TASK STATEMENT:
Your reply should consist of the listing, copied exactly.

RECORDS FOR PROCESSING:
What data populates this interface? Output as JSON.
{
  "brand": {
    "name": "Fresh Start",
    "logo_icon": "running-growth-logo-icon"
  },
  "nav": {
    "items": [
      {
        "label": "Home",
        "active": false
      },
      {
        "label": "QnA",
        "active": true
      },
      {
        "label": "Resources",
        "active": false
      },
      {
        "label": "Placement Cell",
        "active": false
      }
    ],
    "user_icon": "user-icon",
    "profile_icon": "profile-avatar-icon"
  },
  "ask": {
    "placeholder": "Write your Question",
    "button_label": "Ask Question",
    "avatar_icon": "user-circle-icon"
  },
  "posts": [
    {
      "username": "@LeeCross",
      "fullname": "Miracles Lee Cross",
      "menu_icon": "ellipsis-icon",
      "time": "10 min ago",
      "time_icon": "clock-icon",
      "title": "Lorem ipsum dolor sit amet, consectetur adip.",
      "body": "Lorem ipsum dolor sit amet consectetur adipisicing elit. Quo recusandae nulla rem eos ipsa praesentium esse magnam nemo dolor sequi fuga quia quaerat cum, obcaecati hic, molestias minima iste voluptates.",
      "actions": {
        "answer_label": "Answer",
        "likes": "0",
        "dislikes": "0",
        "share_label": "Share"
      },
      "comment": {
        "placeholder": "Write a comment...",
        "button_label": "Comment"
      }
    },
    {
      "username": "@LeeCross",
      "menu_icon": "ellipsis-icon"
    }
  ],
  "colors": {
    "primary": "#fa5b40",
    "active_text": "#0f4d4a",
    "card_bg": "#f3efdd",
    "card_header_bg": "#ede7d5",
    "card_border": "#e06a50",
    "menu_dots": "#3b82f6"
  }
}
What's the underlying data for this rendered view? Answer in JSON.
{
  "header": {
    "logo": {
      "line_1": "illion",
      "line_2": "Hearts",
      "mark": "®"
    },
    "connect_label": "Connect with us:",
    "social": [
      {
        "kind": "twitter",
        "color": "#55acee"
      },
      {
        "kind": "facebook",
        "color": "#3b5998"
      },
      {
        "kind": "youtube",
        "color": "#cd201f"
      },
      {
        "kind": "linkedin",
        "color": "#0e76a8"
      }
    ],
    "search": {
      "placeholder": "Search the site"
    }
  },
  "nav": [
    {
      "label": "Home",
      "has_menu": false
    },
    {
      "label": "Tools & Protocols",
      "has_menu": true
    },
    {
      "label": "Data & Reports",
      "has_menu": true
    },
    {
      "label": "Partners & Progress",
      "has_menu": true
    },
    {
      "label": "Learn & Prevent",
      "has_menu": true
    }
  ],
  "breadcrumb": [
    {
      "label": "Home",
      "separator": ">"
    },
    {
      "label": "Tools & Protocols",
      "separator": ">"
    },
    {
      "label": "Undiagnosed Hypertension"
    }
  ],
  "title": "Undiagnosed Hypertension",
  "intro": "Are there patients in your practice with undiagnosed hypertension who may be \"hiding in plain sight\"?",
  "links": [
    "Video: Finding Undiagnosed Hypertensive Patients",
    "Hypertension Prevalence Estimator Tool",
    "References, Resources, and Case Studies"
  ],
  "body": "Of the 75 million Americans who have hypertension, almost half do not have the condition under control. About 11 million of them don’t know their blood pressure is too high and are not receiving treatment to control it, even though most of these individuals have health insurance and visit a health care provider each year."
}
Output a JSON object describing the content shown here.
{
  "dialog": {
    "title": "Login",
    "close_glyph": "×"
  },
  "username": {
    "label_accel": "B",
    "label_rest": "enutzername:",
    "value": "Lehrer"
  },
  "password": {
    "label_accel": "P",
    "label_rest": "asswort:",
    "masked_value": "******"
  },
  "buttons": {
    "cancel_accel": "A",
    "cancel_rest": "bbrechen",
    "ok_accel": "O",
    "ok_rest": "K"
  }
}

TASK RESPONSE:
What data populates this interface? Output as JSON.
{
  "brand": {
    "name": "Fresh Start",
    "logo_icon": "running-growth-logo-icon"
  },
  "nav": {
    "items": [
      {
        "label": "Home",
        "active": false
      },
      {
        "label": "QnA",
        "active": true
      },
      {
        "label": "Resources",
        "active": false
      },
      {
        "label": "Placement Cell",
        "active": false
      }
    ],
    "user_icon": "user-icon",
    "profile_icon": "profile-avatar-icon"
  },
  "ask": {
    "placeholder": "Write your Question",
    "button_label": "Ask Question",
    "avatar_icon": "user-circle-icon"
  },
  "posts": [
    {
      "username": "@LeeCross",
      "fullname": "Miracles Lee Cross",
      "menu_icon": "ellipsis-icon",
      "time": "10 min ago",
      "time_icon": "clock-icon",
      "title": "Lorem ipsum dolor sit amet, consectetur adip.",
      "body": "Lorem ipsum dolor sit amet consectetur adipisicing elit. Quo recusandae nulla rem eos ipsa praesentium esse magnam nemo dolor sequi fuga quia quaerat cum, obcaecati hic, molestias minima iste voluptates.",
      "actions": {
        "answer_label": "Answer",
        "likes": "0",
        "dislikes": "0",
        "share_label": "Share"
      },
      "comment": {
        "placeholder": "Write a comment...",
        "button_label": "Comment"
      }
    },
    {
      "username": "@LeeCross",
      "menu_icon": "ellipsis-icon"
    }
  ],
  "colors": {
    "primary": "#fa5b40",
    "active_text": "#0f4d4a",
    "card_bg": "#f3efdd",
    "card_header_bg": "#ede7d5",
    "card_border": "#e06a50",
    "menu_dots": "#3b82f6"
  }
}
What's the underlying data for this rendered view? Answer in JSON.
{
  "header": {
    "logo": {
      "line_1": "illion",
      "line_2": "Hearts",
      "mark": "®"
    },
    "connect_label": "Connect with us:",
    "social": [
      {
        "kind": "twitter",
        "color": "#55acee"
      },
      {
        "kind": "facebook",
        "color": "#3b5998"
      },
      {
        "kind": "youtube",
        "color": "#cd201f"
      },
      {
        "kind": "linkedin",
        "color": "#0e76a8"
      }
    ],
    "search": {
      "placeholder": "Search the site"
    }
  },
  "nav": [
    {
      "label": "Home",
      "has_menu": false
    },
    {
      "label": "Tools & Protocols",
      "has_menu": true
    },
    {
      "label": "Data & Reports",
      "has_menu": true
    },
    {
      "label": "Partners & Progress",
      "has_menu": true
    },
    {
      "label": "Learn & Prevent",
      "has_menu": true
    }
  ],
  "breadcrumb": [
    {
      "label": "Home",
      "separator": ">"
    },
    {
      "label": "Tools & Protocols",
      "separator": ">"
    },
    {
      "label": "Undiagnosed Hypertension"
    }
  ],
  "title": "Undiagnosed Hypertension",
  "intro": "Are there patients in your practice with undiagnosed hypertension who may be \"hiding in plain sight\"?",
  "links": [
    "Video: Finding Undiagnosed Hypertensive Patients",
    "Hypertension Prevalence Estimator Tool",
    "References, Resources, and Case Studies"
  ],
  "body": "Of the 75 million Americans who have hypertension, almost half do not have the condition under control. About 11 million of them don’t know their blood pressure is too high and are not receiving treatment to control it, even though most of these individuals have health insurance and visit a health care provider each year."
}
Output a JSON object describing the content shown here.
{
  "dialog": {
    "title": "Login",
    "close_glyph": "×"
  },
  "username": {
    "label_accel": "B",
    "label_rest": "enutzername:",
    "value": "Lehrer"
  },
  "password": {
    "label_accel": "P",
    "label_rest": "asswort:",
    "masked_value": "******"
  },
  "buttons": {
    "cancel_accel": "A",
    "cancel_rest": "bbrechen",
    "ok_accel": "O",
    "ok_rest": "K"
  }
}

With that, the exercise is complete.